During the afternoon, we visited Tel Maresha, a dig site in the Lower Judean hills. We were privileged to spend some time digging in the dirt, trying to find artifacts. Tel Maresha was originally given to Caleb (Joshua 15:44) and Micah the prophet was from here. It is also the site of a Canaanite village from the Intertestamental period, so everything we found would be dated before Christ (and we did find some items). I think we all enjoyed getting “down and dirty” for a little bit.
Les Bruce at Tel Maresha
Our first stop on Thursday was at Caesaria Maritima, built by Herod the Great (who was not so great, according to our tour guide, or Herod the Terrible, according to Kathy Bruce). The Holy Spirit first came upon the Gentiles at Caesaria when Peter came to meet Cornelius in Acts 10. Paul was in prison here, and appeared before Felix and Agrippa in Acts 25-27.
We next drove up to Mount Carmel, where God sent fire from heaven to consume the altar and sacrifice that Elijah had prepared. Elijah then slew 850 priests of Baal. Mount Carmel provided a wonderful view of the Jezreel Valley, also called the Valley of Megiddo. This is where the Battle of Armageddon will be held.
We also visited Nazareth, where Jesus grew up. Here is where Jesus taught in the synagogue, saying:
The Spirit of the Lord is upon me, because he hath anointed me to preach the gospel to the poor; he hath sent me to heal the brokenhearted, to preach deliverance to the captives, and recovering of sight to the blind, to set at liberty them that are bruised, To preach the acceptable year of the Lord….This day is this scripture fulfilled in your ears (Luke 4:18, 21).
On Wednesday we walked through Hezekiah’s tunnel. It takes about 45 minutes to go through it, in water up to your thighs at times. The tunnel is quite narrow and often so low you have to bend over to get through it. I wouldn’t have missed it! Unfortunately, my pictures didn’t come out because it was so dark.
At the end of the tunnel was the pool of Siloam, where Jesus healed a blind man. Just a few steps away from there, archaeologists have uncovered the temple steps from the time of Jesus. He would really have walked that path!
Tuesday was a very special day. We visited Shiloh where the Tabernacle resided for many years. It was here that Hannah prayed for a son and God gave her Samuel, who later became the prophet, who anointed David to be king. While there, we had a time of reflection and prayer for special needs.

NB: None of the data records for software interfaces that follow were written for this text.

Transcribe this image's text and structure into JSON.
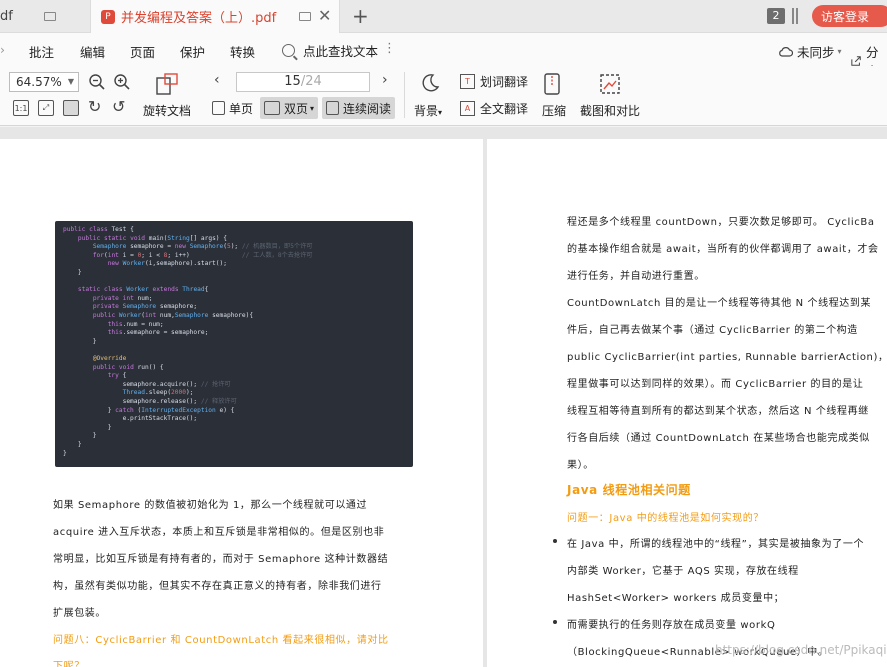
{
  "tabs": {
    "inactive_label": "df",
    "active_label": "并发编程及答案（上）.pdf",
    "pdf_badge": "P",
    "new_tab": "+",
    "count_badge": "2",
    "login": "访客登录"
  },
  "menu": {
    "items": [
      "批注",
      "编辑",
      "页面",
      "保护",
      "转换"
    ],
    "search": "点此查找文本",
    "more": "⋮",
    "sync": "未同步",
    "share": "分享"
  },
  "toolbar": {
    "zoom": "64.57%",
    "page_current": "15",
    "page_total": "/24",
    "rotate_label": "旋转文档",
    "single_page": "单页",
    "double_page": "双页",
    "continuous": "连续阅读",
    "background": "背景",
    "word_translate": "划词翻译",
    "full_translate": "全文翻译",
    "compress": "压缩",
    "screenshot": "截图和对比"
  },
  "left_page": {
    "code_lines": [
      "public class Test {",
      "    public static void main(String[] args) {",
      "        Semaphore semaphore = new Semaphore(5); // 机器数目，即5个许可",
      "        for(int i = 0; i < 8; i++)              // 工人数，8个去抢许可",
      "            new Worker(i,semaphore).start();",
      "    }",
      "",
      "    static class Worker extends Thread{",
      "        private int num;",
      "        private Semaphore semaphore;",
      "        public Worker(int num,Semaphore semaphore){",
      "            this.num = num;",
      "            this.semaphore = semaphore;",
      "        }",
      "",
      "        @Override",
      "        public void run() {",
      "            try {",
      "                semaphore.acquire(); // 抢许可",
      "                Thread.sleep(2000);",
      "                semaphore.release(); // 释放许可",
      "            } catch (InterruptedException e) {",
      "                e.printStackTrace();",
      "            }",
      "        }",
      "    }",
      "}"
    ],
    "paragraph": [
      "如果    Semaphore    的数值被初始化为     1，那么一个线程就可以通过",
      "acquire   进入互斥状态，本质上和互斥锁是非常相似的。但是区别也非",
      "常明显，比如互斥锁是有持有者的，而对于   Semaphore   这种计数器结",
      "构，虽然有类似功能，但其实不存在真正意义的持有者，除非我们进行",
      "扩展包装。"
    ],
    "question8": [
      "问题八：CyclicBarrier    和    CountDownLatch   看起来很相似，请对比",
      "下呢？"
    ]
  },
  "right_page": {
    "paragraph": [
      "程还是多个线程里    countDown，只要次数足够即可。    CyclicBa",
      "的基本操作组合就是    await，当所有的伙伴都调用了    await，才会",
      "进行任务，并自动进行重置。",
      "CountDownLatch   目的是让一个线程等待其他    N    个线程达到某",
      "件后，自己再去做某个事（通过      CyclicBarrier      的第二个构造",
      " public CyclicBarrier(int parties, Runnable barrierAction)，在",
      "程里做事可以达到同样的效果）。而   CyclicBarrier   的目的是让",
      "线程互相等待直到所有的都达到某个状态，然后这    N    个线程再继",
      "行各自后续（通过      CountDownLatch      在某些场合也能完成类似",
      "果）。"
    ],
    "heading": "Java  线程池相关问题",
    "question1": "问题一：Java  中的线程池是如何实现的？",
    "bullet1": [
      "在    Java    中，所谓的线程池中的“线程”，其实是被抽象为了一个",
      "内部类            Worker，它基于              AQS              实现，存放在线程",
      " HashSet<Worker> workers 成员变量中；"
    ],
    "bullet2": [
      "而需要执行的任务则存放在成员变量                                  workQ",
      "（BlockingQueue<Runnable> workQueue）中。"
    ],
    "watermark": "https://blog.csdn.net/Ppikaqiu"
  }
}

Tabernacle dig site
We drove through the area where Joshua’s long day occurred, and on to Gezer, one of Solomon’s fortified cities. I Kings 9:15 lists three cities that he built, and archaeologists have determined all three of those city gates were built by the same man of that time period.
Another stop, Beth Shemesh, was where the cows brought the Ark of the Covenant once the Philistines released it.
Qeiyafa was the encampment of the Israelite army above the Elah Valley. Here David chose 5 stones from a small brook to kill Goliath. At Qeiyafah, we got into small groups and ran around trying to identify various gates, the palace, and other items of interest. We were able to find some pottery shards there from the 10th century B.C.
Qeiyafa & the Elah Valley
Our first stop on Monday was at Masada, a massive palace and fortress. While one palace was already there, Herod the Great improved that one for his wives and children and then built another one for himself. In AD 70 the Jewish Zealots inhabited it. They lived in Masada for 3 1/2 years before the Romans breached the walls, only to find the Zealots had killed themselves.
Next, we visited En-Gedi, a spring close by. David had hidden from Saul in a cave there, and had the opportunity to kill Saul but didn’t.
After a swim in the Dead Sea, our group went to the site of old Jericho and saw the part of the wall that is still standing.
Finally, we saw a presentation of the Tabernacle in the evening.
I know you want to see pictures, and I will try, but internet is very “iffy.”